In 1989, the state attorney general sued Glad for similar violations, which resulted in an injunction prohibiting his shops from performing unnecessary repairs, charging for services not performed, or using scare tactics to convince customers to purchase unnecessary parts and services. The California Bureau of Automotive Repair initiated its recent investigation into Glad's Midas shops to monitor compliance with the injunction.
Undercover agents, posing as customers, conducted approximately 30 sting operations at Glad's shops. In total, there were more than 35 incidents, involving 105 violations, in which shop managers, mechanics and employees made false or misleading statements to pressure customers into purchasing unnecessary parts and services. On average, the shops charged undercover agents almost $300 in unnecessary brake-rotor resurfacings, brake-drum repairs, brake adjustments, brake-cleaning services and other services.
Overselling of services has become an increasing problem," said California Bureau of Automotive Repair Chief Sherry Mehl. "It amounts to fraud and seriously harms the consumer. That's why we aggressively work to find and shut down these shops."
"The Department of Consumer Affairs has zero tolerance for consumer fraud," said California Department of Consumer Affairs Director Brian Stiger. "We are very pleased that, in partnership with the Attorney General's office, we have been able to stop a bad player from further harming both consumers and the hard-working, law-abiding players in the auto repair industry."
Bob Troyer, director of corporate affairs for the nationwide chain of Midas International Corporation, thinks the problems that were created from the errant franchisee were only local in scope. "The publicity about the lawsuit and the investigation was very limited to California," he says.

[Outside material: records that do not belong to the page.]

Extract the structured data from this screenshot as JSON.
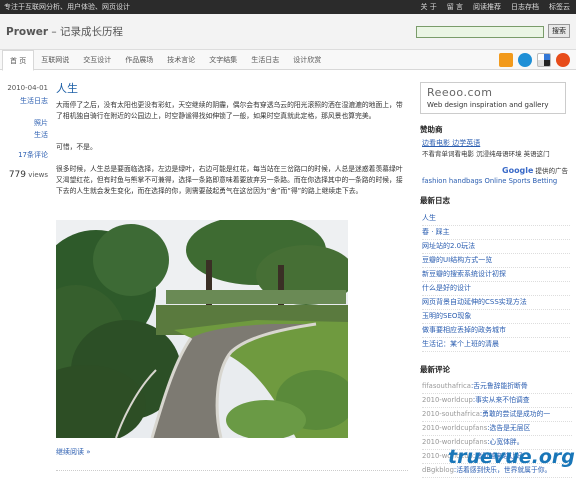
{
  "topbar": {
    "tagline": "专注于互联网分析、用户体验、网页设计",
    "links": [
      "关 于",
      "留 言",
      "阅读推荐",
      "日志存档",
      "标签云"
    ]
  },
  "header": {
    "site_name": "Prower",
    "site_sub": " – 记录成长历程",
    "search_button": "搜索"
  },
  "nav": {
    "items": [
      "首 页",
      "互联网说",
      "交互设计",
      "作品展场",
      "技术言论",
      "文字结集",
      "生活日志",
      "设计欣赏"
    ]
  },
  "post": {
    "date": "2010-04-01",
    "category": "生活日志",
    "tags": [
      "照片",
      "生活"
    ],
    "comments": "17条评论",
    "views_num": "779",
    "views_label": " views",
    "title": "人生",
    "p1": "大雨停了之后，没有太阳也更没有彩虹，天空继续的阴霾，偶尔会有穿透乌云的阳光滚照的洒在湿漉漉的地面上，带了相机独自骑行在附近的公园边上，时空静谧得找如伸锁了一般，如果时空真就此定格，那风景也算完美。",
    "p2": "可惜，不是。",
    "p3": "很多时候，人生总是要面临选择，左边是绿叶，右边可能是红花，每当站在三岔路口的时候，人总是迷惑着羡慕绿叶又渴望红花，但有时鱼与熊掌不可兼得，选择一条路即意味着要放弃另一条路。而在你选择其中的一条路的时候，接下去的人生就会发生变化，而在选择的你，则需要鼓起勇气在这岔因为“舍”而“得”的路上继续走下去。",
    "read_more": "继续阅读 »"
  },
  "sidebar": {
    "ad_logo": "Reeoo.com",
    "ad_tagline": "Web design inspiration and gallery",
    "sponsor_title": "赞助商",
    "sponsor_link": "边看电影 边学英语",
    "sponsor_text": "不看背单词看电影 沉浸纯母语环境 英语这门",
    "google_label": "Google",
    "google_sub": " 提供的广告",
    "sponsor_ad": "fashion handbags Online Sports Betting",
    "recent_title": "最新日志",
    "recent": [
      "人生",
      "春 · 踩主",
      "网址站的2.0玩法",
      "豆瓣的UI结构方式一览",
      "新豆瓣的搜索系统设计初探",
      "什么是好的设计",
      "网页背景自动延伸的CSS实现方法",
      "玉明的SEO现象",
      "做事要相应丢掉的政务城市",
      "生活记：某个上班的清晨"
    ],
    "comments_title": "最新评论",
    "comments": [
      {
        "who": "fifasouthafrica",
        "what": ":舌元鲁辞能折断骨"
      },
      {
        "who": "2010-worldcup",
        "what": ":事实从来不怕调查"
      },
      {
        "who": "2010-southafrica",
        "what": ":勇敢的尝试是成功的一"
      },
      {
        "who": "2010-worldcupfans",
        "what": ":选告是无层区"
      },
      {
        "who": "2010-worldcupfans",
        "what": ":心宽体胖。"
      },
      {
        "who": "2010-worldcup",
        "what": ":赌风越来越让好"
      },
      {
        "who": "dBgkblog",
        "what": ":活着感到快乐，世界就属于你。"
      }
    ]
  },
  "watermark": "truevue.org",
  "colors": {
    "link": "#2a5db0",
    "title": "#1d5fa6",
    "topbar": "#2b2b2b"
  }
}
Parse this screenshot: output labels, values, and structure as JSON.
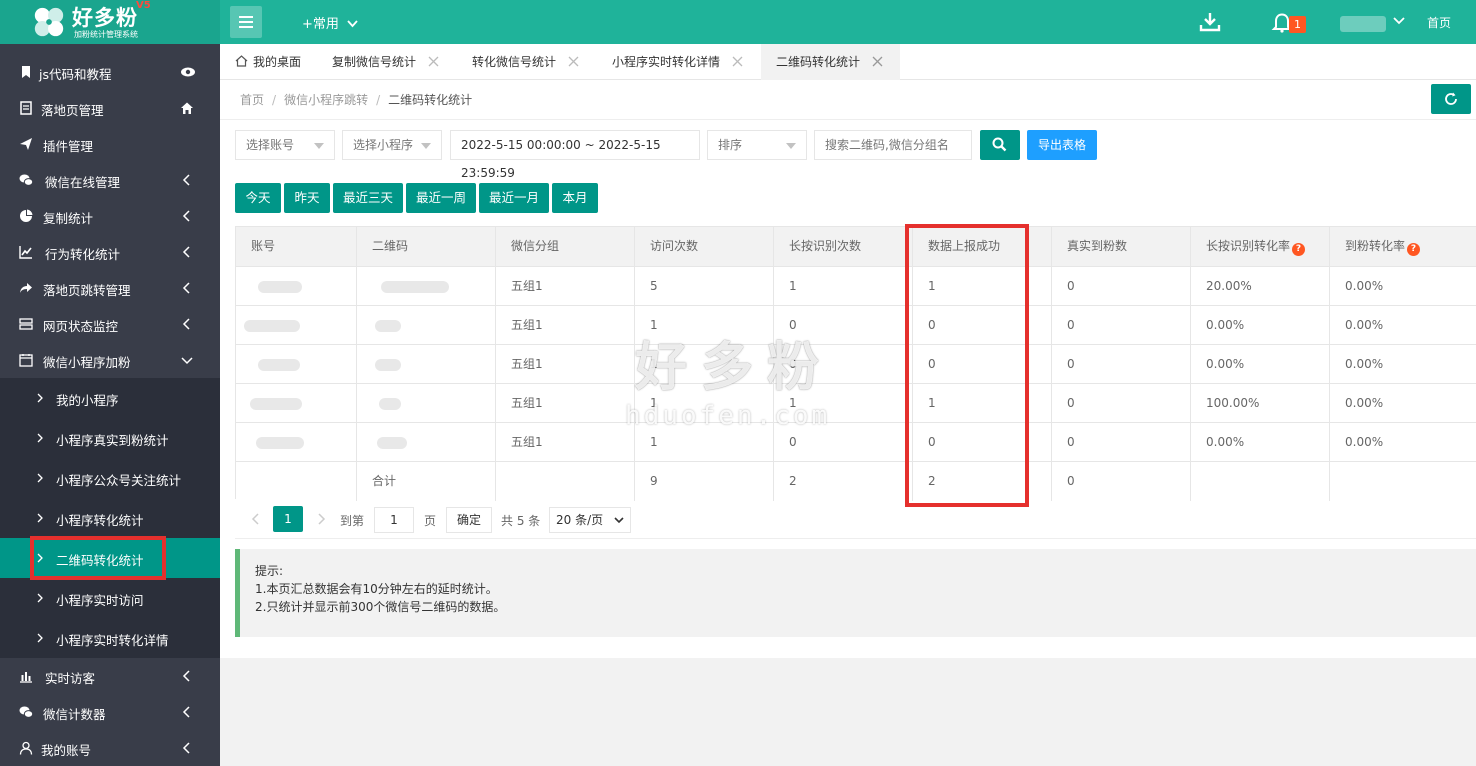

Although auto repair sales in California were soft, Troyer says it is difficult to say how much was because the public related Midas to bogus bills and how much was because of California's soft economy. "California was going through serious economic issues," he observes.
Troyer says that the chain's image will be lifted as it takes over the 22 franchised outlets to become company-owned. "We will bring a level of workmanship and integrity to the operation that will help insure that customers get good service and are treated fairly and honestly," he declares.
When asked how Midas would better catch repair shops who want to cut corners, Troyer replied, "The way we monitor is through consumer complaints that come into our own consumer affairs operation at company headquarters."
However, Troyer observes that in Midas' collecting of consumer complaints that it would not have caught Glad's switch-and-bait maneuvers in California. "There was nothing out of the ordinary," he states about the complaints.
If these maneuvers by Midas are not good enough to catch franchisee cheaters, Meineke's Schmitz suggests that consumers may have the ultimate solution to concocted car care charges. "Maybe this will make those customers that have found truly trustworthy facilities even more loyal to them going forward when they consider the potential consequences of going elsewhere," says Midas' competitor.